== Segment start ==
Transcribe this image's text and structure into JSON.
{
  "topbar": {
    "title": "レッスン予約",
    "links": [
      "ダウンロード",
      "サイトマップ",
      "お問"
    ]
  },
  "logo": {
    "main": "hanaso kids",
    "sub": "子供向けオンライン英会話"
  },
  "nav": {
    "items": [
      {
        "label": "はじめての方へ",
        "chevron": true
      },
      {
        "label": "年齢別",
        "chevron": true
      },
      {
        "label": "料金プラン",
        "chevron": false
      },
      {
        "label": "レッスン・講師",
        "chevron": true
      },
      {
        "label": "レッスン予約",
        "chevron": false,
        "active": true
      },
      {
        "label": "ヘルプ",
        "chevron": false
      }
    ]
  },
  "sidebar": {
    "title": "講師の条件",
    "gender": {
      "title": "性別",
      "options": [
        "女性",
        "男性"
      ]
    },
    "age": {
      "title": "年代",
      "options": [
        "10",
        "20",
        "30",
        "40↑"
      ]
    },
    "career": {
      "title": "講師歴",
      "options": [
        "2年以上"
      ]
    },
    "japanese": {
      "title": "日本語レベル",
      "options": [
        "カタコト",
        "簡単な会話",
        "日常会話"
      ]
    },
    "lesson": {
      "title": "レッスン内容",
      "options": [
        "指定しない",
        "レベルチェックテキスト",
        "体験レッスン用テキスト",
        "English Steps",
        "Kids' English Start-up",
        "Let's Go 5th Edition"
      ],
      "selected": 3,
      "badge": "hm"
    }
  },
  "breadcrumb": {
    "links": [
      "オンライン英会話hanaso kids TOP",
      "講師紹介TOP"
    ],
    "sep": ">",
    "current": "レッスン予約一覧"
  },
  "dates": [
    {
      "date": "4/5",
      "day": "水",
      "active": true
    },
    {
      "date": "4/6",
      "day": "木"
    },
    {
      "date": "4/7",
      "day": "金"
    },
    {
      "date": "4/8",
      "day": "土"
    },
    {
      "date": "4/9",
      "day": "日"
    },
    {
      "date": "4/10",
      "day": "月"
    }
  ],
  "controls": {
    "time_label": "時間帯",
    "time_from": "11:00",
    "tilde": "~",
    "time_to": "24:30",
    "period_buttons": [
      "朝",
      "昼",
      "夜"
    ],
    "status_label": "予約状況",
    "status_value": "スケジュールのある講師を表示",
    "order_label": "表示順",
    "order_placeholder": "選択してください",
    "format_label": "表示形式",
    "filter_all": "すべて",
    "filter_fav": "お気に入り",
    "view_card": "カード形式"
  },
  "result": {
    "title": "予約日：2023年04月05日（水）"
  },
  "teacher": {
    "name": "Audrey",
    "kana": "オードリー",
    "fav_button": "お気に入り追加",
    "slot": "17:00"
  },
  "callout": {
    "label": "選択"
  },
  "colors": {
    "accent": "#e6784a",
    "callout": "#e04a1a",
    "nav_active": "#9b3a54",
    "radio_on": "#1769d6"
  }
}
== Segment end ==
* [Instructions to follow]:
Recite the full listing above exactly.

* [Reply to the task]:
Transcribe this image's text and structure into JSON.
{
  "topbar": {
    "title": "レッスン予約",
    "links": [
      "ダウンロード",
      "サイトマップ",
      "お問"
    ]
  },
  "logo": {
    "main": "hanaso kids",
    "sub": "子供向けオンライン英会話"
  },
  "nav": {
    "items": [
      {
        "label": "はじめての方へ",
        "chevron": true
      },
      {
        "label": "年齢別",
        "chevron": true
      },
      {
        "label": "料金プラン",
        "chevron": false
      },
      {
        "label": "レッスン・講師",
        "chevron": true
      },
      {
        "label": "レッスン予約",
        "chevron": false,
        "active": true
      },
      {
        "label": "ヘルプ",
        "chevron": false
      }
    ]
  },
  "sidebar": {
    "title": "講師の条件",
    "gender": {
      "title": "性別",
      "options": [
        "女性",
        "男性"
      ]
    },
    "age": {
      "title": "年代",
      "options": [
        "10",
        "20",
        "30",
        "40↑"
      ]
    },
    "career": {
      "title": "講師歴",
      "options": [
        "2年以上"
      ]
    },
    "japanese": {
      "title": "日本語レベル",
      "options": [
        "カタコト",
        "簡単な会話",
        "日常会話"
      ]
    },
    "lesson": {
      "title": "レッスン内容",
      "options": [
        "指定しない",
        "レベルチェックテキスト",
        "体験レッスン用テキスト",
        "English Steps",
        "Kids' English Start-up",
        "Let's Go 5th Edition"
      ],
      "selected": 3,
      "badge": "hm"
    }
  },
  "breadcrumb": {
    "links": [
      "オンライン英会話hanaso kids TOP",
      "講師紹介TOP"
    ],
    "sep": ">",
    "current": "レッスン予約一覧"
  },
  "dates": [
    {
      "date": "4/5",
      "day": "水",
      "active": true
    },
    {
      "date": "4/6",
      "day": "木"
    },
    {
      "date": "4/7",
      "day": "金"
    },
    {
      "date": "4/8",
      "day": "土"
    },
    {
      "date": "4/9",
      "day": "日"
    },
    {
      "date": "4/10",
      "day": "月"
    }
  ],
  "controls": {
    "time_label": "時間帯",
    "time_from": "11:00",
    "tilde": "~",
    "time_to": "24:30",
    "period_buttons": [
      "朝",
      "昼",
      "夜"
    ],
    "status_label": "予約状況",
    "status_value": "スケジュールのある講師を表示",
    "order_label": "表示順",
    "order_placeholder": "選択してください",
    "format_label": "表示形式",
    "filter_all": "すべて",
    "filter_fav": "お気に入り",
    "view_card": "カード形式"
  },
  "result": {
    "title": "予約日：2023年04月05日（水）"
  },
  "teacher": {
    "name": "Audrey",
    "kana": "オードリー",
    "fav_button": "お気に入り追加",
    "slot": "17:00"
  },
  "callout": {
    "label": "選択"
  },
  "colors": {
    "accent": "#e6784a",
    "callout": "#e04a1a",
    "nav_active": "#9b3a54",
    "radio_on": "#1769d6"
  }
}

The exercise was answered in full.